Exercise details: The response should consist of every line below, restated exactly, with no pictures.

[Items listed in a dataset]
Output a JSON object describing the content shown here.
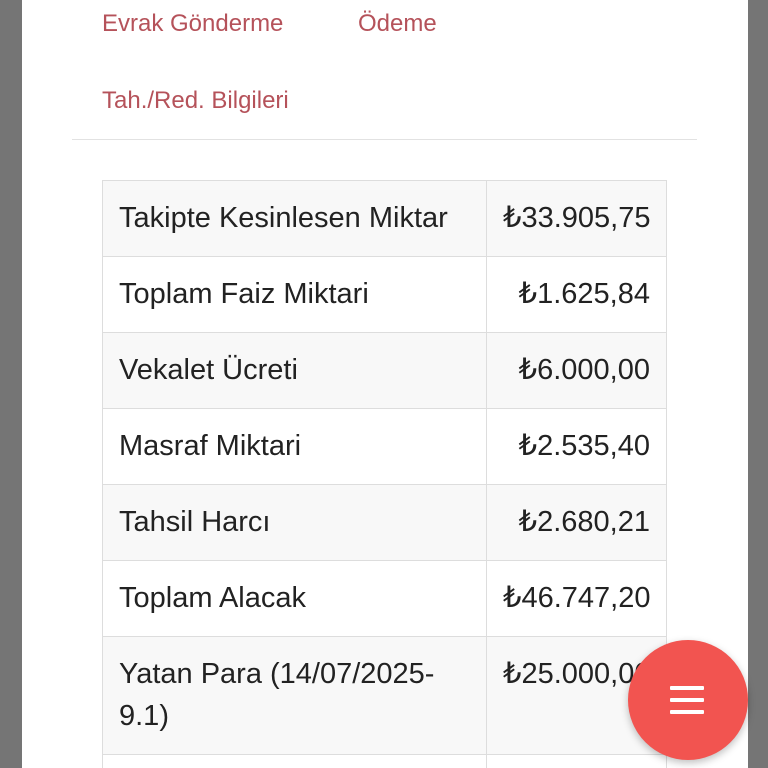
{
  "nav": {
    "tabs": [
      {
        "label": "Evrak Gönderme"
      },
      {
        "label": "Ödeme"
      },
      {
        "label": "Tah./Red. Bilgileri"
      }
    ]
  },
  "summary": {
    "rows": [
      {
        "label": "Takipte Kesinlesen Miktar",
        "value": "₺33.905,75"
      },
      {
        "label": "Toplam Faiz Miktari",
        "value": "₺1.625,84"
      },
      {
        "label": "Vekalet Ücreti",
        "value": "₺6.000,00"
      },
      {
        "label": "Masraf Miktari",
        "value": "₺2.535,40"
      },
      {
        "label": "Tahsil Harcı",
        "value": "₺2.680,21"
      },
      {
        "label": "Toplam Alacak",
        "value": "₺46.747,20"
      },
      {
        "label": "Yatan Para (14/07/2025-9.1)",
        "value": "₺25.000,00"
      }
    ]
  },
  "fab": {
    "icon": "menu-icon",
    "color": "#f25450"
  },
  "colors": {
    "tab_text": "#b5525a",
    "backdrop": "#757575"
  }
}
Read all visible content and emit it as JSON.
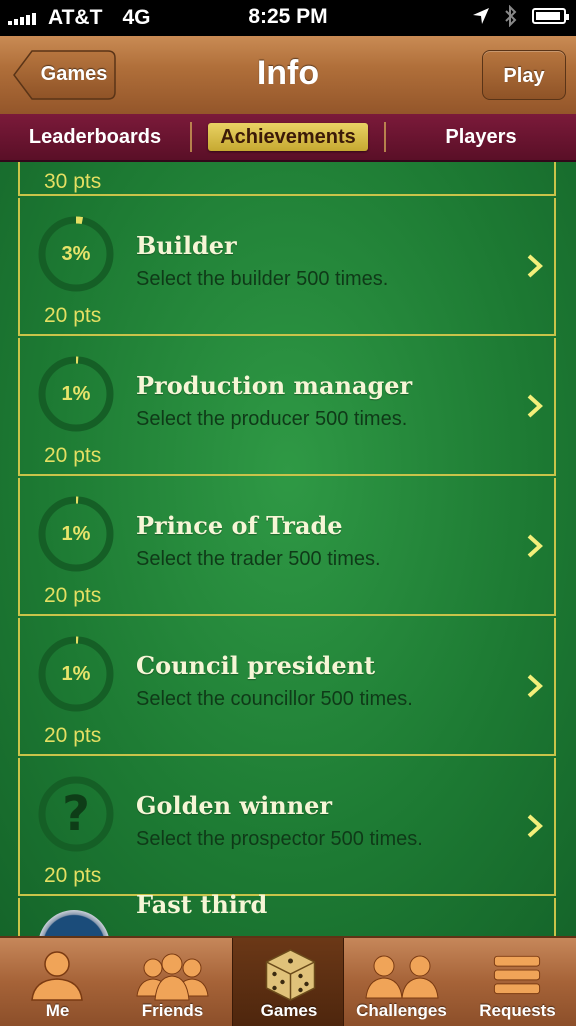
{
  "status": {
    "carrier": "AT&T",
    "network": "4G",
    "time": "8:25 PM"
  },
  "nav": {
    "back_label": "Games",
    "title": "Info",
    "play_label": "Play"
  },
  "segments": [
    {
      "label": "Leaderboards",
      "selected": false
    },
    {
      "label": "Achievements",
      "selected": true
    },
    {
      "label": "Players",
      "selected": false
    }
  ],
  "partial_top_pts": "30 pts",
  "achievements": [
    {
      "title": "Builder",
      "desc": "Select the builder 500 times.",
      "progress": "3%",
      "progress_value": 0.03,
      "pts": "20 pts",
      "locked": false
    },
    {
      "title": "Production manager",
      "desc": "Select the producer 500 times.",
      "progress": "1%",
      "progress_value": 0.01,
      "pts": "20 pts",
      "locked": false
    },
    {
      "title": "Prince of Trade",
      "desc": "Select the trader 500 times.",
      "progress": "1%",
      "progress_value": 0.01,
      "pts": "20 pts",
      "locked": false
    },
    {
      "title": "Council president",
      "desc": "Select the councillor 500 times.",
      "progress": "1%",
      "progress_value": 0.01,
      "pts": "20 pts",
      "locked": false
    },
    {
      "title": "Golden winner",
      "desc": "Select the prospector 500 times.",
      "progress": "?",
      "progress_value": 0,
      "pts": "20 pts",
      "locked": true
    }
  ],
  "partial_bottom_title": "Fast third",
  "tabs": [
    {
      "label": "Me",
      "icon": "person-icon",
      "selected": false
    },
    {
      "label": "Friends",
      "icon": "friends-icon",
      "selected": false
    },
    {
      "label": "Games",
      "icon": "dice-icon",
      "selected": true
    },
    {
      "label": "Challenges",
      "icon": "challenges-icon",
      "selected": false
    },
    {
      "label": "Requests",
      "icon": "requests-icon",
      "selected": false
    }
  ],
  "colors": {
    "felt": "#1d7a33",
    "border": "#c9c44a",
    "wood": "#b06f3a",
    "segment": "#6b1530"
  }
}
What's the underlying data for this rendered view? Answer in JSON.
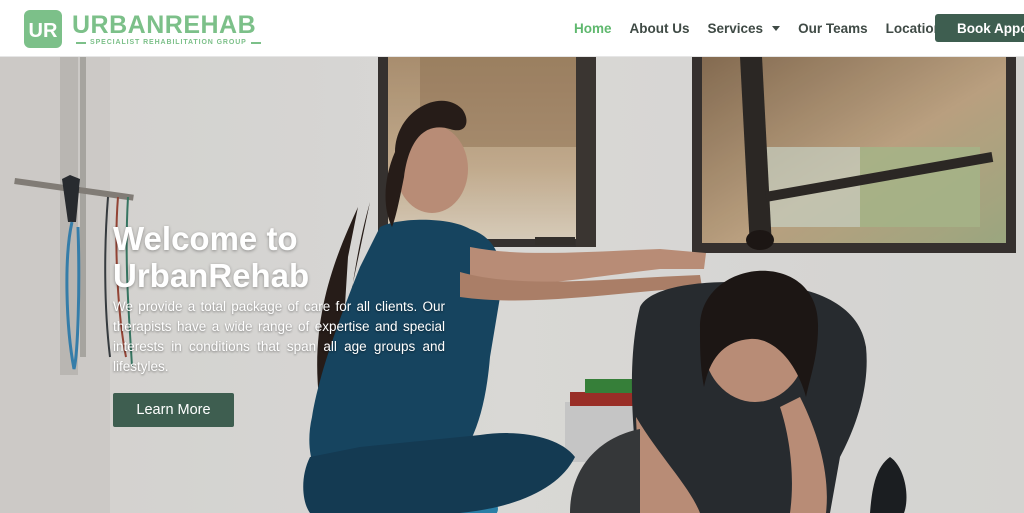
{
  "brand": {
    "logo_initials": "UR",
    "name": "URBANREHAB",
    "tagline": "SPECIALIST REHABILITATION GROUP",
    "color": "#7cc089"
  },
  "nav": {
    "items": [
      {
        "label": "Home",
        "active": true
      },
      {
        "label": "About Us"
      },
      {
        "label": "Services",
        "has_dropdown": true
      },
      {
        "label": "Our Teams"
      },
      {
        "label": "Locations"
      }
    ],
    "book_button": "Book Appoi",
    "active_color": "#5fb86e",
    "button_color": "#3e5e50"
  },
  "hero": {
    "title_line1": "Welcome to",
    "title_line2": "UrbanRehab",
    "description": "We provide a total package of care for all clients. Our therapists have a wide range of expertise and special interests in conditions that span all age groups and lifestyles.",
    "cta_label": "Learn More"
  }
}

Solved exercise:
Output a JSON object describing the content shown here.
{
  "nav": {
    "tabs": [
      {
        "label": "Evrak Gönderme"
      },
      {
        "label": "Ödeme"
      },
      {
        "label": "Tah./Red. Bilgileri"
      }
    ]
  },
  "summary": {
    "rows": [
      {
        "label": "Takipte Kesinlesen Miktar",
        "value": "₺33.905,75"
      },
      {
        "label": "Toplam Faiz Miktari",
        "value": "₺1.625,84"
      },
      {
        "label": "Vekalet Ücreti",
        "value": "₺6.000,00"
      },
      {
        "label": "Masraf Miktari",
        "value": "₺2.535,40"
      },
      {
        "label": "Tahsil Harcı",
        "value": "₺2.680,21"
      },
      {
        "label": "Toplam Alacak",
        "value": "₺46.747,20"
      },
      {
        "label": "Yatan Para (14/07/2025-9.1)",
        "value": "₺25.000,00"
      }
    ]
  },
  "fab": {
    "icon": "menu-icon",
    "color": "#f25450"
  },
  "colors": {
    "tab_text": "#b5525a",
    "backdrop": "#757575"
  }
}
Read all visible content and emit it as JSON.
{
  "status": {
    "carrier": "AT&T",
    "network": "4G",
    "time": "8:25 PM"
  },
  "nav": {
    "back_label": "Games",
    "title": "Info",
    "play_label": "Play"
  },
  "segments": [
    {
      "label": "Leaderboards",
      "selected": false
    },
    {
      "label": "Achievements",
      "selected": true
    },
    {
      "label": "Players",
      "selected": false
    }
  ],
  "partial_top_pts": "30 pts",
  "achievements": [
    {
      "title": "Builder",
      "desc": "Select the builder 500 times.",
      "progress": "3%",
      "progress_value": 0.03,
      "pts": "20 pts",
      "locked": false
    },
    {
      "title": "Production manager",
      "desc": "Select the producer 500 times.",
      "progress": "1%",
      "progress_value": 0.01,
      "pts": "20 pts",
      "locked": false
    },
    {
      "title": "Prince of Trade",
      "desc": "Select the trader 500 times.",
      "progress": "1%",
      "progress_value": 0.01,
      "pts": "20 pts",
      "locked": false
    },
    {
      "title": "Council president",
      "desc": "Select the councillor 500 times.",
      "progress": "1%",
      "progress_value": 0.01,
      "pts": "20 pts",
      "locked": false
    },
    {
      "title": "Golden winner",
      "desc": "Select the prospector 500 times.",
      "progress": "?",
      "progress_value": 0,
      "pts": "20 pts",
      "locked": true
    }
  ],
  "partial_bottom_title": "Fast third",
  "tabs": [
    {
      "label": "Me",
      "icon": "person-icon",
      "selected": false
    },
    {
      "label": "Friends",
      "icon": "friends-icon",
      "selected": false
    },
    {
      "label": "Games",
      "icon": "dice-icon",
      "selected": true
    },
    {
      "label": "Challenges",
      "icon": "challenges-icon",
      "selected": false
    },
    {
      "label": "Requests",
      "icon": "requests-icon",
      "selected": false
    }
  ],
  "colors": {
    "felt": "#1d7a33",
    "border": "#c9c44a",
    "wood": "#b06f3a",
    "segment": "#6b1530"
  }
}
What's the underlying data for this rendered view? Answer in JSON.
{
  "brand": {
    "logo_initials": "UR",
    "name": "URBANREHAB",
    "tagline": "SPECIALIST REHABILITATION GROUP",
    "color": "#7cc089"
  },
  "nav": {
    "items": [
      {
        "label": "Home",
        "active": true
      },
      {
        "label": "About Us"
      },
      {
        "label": "Services",
        "has_dropdown": true
      },
      {
        "label": "Our Teams"
      },
      {
        "label": "Locations"
      }
    ],
    "book_button": "Book Appoi",
    "active_color": "#5fb86e",
    "button_color": "#3e5e50"
  },
  "hero": {
    "title_line1": "Welcome to",
    "title_line2": "UrbanRehab",
    "description": "We provide a total package of care for all clients. Our therapists have a wide range of expertise and special interests in conditions that span all age groups and lifestyles.",
    "cta_label": "Learn More"
  }
}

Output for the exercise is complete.